Thirty-three years ago, a group of teachers and friends sat around a kitchen table feeling frustrated. In their view, Latinx students—mostly from Holyoke—were not receiving enough scholarship support to pursue college educations.
They doubled down and launched the Latino Scholarship Fund, now hosted at the Community Foundation of Western Massachusetts. The Fund has since delivered for local Latinx students, according to the Fund’s board president, Myriam Quiñones.
She credits steady donations, a lawsuit that amplified the students’ educational needs, a signature annual fundraising event, the Community Foundation’s stewardship, and a laser focus Latinx students’ unique strengths and challenges.
The Fund’s organizers count hundreds of students across Western Massachusetts, many from Holyoke, who have benefitted from the scholarship fund since 1988. (Each year, six scholarships are earmarked for Holyoke college-bound residents.) In 2020, 12 students received $1,500 scholarships toward their college expenses. Six volunteers, mostly educators, review the applications each year.
Quiñones said, “For more than five decades, Holyoke and Springfield have been the hub for Latino communities—especially Puerto Ricans—in Western Massachusetts. They come here and live, work, and raise their families. And so that’s three or four generations living and working and contributing to the area, now rich in Latino culture.”
It’s not surprising that Quiñones describes the Latino Scholarship Fund’s annual fundraising banquet as a celebration and a social event—with Latinx community pride at its core.
Friends, colleagues, scholarship awardees, and former scholarship recipients gather, eat, and tell stories, all to “keep rooted and maintain our promise to support Latinx students,” she said. “We celebrate the students that receive scholarships from the Fund each year and honor folks who have contributed to the betterment of our Latinx students and the community.”
Two awards are presented annually at the dinner. One is the Carlos Vega Community Champion Award, which honors people who contribute leadership and service to the Latinx community. Quiñones is a 2008 recipient. Another, the Antonia Pantoja Award, honors people who contribute to the Latinx community through research and education.
Quiñones says, “The most beautiful moment of the whole celebration is listening to the scholars’ speeches. Those are the ones that warm your heart. They’re raw, emotional, and deep. It’s breathtaking.”
The Scholarship Fund continues to evolve, layering supports onto financial aid.
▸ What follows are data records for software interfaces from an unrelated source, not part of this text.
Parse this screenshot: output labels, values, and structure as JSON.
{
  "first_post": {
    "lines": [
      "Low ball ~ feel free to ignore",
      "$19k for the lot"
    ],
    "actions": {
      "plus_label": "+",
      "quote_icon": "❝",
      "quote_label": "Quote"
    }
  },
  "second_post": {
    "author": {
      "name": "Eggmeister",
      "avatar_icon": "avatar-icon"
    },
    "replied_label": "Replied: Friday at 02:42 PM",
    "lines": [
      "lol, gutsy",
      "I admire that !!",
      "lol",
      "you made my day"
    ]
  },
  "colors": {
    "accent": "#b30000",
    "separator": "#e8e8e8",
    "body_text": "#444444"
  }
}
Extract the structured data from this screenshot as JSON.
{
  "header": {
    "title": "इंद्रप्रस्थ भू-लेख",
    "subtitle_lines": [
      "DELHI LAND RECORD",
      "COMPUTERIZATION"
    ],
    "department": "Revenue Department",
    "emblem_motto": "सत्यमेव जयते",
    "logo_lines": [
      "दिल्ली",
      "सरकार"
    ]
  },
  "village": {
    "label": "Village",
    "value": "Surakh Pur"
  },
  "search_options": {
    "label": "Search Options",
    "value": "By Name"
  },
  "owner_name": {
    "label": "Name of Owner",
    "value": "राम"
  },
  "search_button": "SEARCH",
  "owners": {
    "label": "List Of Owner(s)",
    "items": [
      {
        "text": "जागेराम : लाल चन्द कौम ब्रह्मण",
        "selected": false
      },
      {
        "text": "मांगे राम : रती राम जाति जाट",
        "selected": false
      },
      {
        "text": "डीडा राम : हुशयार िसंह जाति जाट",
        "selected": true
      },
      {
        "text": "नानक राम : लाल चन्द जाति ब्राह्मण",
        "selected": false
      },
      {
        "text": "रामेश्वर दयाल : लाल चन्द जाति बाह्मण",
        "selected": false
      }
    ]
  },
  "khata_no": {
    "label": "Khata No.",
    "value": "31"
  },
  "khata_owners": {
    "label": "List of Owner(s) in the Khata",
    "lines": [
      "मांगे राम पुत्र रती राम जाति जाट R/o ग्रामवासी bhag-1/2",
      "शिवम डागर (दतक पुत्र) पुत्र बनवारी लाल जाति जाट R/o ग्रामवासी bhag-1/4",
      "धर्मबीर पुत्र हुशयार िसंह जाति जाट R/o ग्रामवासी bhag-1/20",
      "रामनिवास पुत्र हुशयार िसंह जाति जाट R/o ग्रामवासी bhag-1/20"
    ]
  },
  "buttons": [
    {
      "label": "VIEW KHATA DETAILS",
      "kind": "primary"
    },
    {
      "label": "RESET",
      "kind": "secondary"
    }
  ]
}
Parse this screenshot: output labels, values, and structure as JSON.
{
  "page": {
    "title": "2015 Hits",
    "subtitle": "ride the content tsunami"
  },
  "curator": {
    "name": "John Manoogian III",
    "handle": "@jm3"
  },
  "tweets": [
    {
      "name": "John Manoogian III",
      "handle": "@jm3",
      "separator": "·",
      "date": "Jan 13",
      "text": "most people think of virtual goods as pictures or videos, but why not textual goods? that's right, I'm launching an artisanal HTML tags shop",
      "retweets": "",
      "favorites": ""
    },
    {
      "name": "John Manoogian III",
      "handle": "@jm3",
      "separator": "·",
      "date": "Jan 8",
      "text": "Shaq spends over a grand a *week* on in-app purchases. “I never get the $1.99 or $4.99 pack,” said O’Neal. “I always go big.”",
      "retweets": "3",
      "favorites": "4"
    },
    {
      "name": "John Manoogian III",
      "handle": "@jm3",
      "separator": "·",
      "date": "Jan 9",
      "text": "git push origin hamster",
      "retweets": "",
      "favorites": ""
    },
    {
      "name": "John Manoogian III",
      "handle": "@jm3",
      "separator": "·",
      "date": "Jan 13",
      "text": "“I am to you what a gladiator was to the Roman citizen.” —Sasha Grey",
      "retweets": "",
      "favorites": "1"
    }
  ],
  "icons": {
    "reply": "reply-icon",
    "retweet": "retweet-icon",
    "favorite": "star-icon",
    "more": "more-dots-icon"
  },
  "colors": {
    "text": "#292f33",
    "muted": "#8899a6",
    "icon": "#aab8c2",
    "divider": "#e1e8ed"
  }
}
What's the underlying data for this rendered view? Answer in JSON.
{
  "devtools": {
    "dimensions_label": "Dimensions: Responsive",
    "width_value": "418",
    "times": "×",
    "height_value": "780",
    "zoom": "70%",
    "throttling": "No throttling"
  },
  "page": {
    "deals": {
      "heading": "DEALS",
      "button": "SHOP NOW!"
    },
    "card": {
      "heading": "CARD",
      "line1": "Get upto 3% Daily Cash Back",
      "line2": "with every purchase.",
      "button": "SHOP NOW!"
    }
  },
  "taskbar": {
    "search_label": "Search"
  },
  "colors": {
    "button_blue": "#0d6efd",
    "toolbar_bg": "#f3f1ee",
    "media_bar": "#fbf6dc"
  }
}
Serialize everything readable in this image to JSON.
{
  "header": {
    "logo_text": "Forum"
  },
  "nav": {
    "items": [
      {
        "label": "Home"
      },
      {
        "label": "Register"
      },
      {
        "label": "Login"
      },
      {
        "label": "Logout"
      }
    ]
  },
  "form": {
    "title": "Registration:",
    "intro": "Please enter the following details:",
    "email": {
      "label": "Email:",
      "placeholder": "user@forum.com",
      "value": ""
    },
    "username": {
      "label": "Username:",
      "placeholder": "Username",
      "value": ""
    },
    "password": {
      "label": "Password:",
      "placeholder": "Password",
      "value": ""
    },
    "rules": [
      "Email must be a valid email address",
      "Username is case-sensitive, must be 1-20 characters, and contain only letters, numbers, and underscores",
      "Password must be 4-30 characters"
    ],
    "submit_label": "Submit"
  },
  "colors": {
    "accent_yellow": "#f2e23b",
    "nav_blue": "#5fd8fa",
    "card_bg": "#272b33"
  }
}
Quiñones reports, “We’ve started workshops for scholars on how to prepare—what they need to do to be successful in the process from being accepted to entering college. And we want to continue to follow those students and their stories and to have them come back and serve their communities as board members or as friends of the Fund in one way or another.”
Due to the COVID-19 pandemic, the Scholarship Fund annual celebration was hosted online in 2020 and will be held virtually again in 2021. Ticket information for the June 22 event will be available at eventbrite.com. Learn more about the Community Foundation’s scholarship program.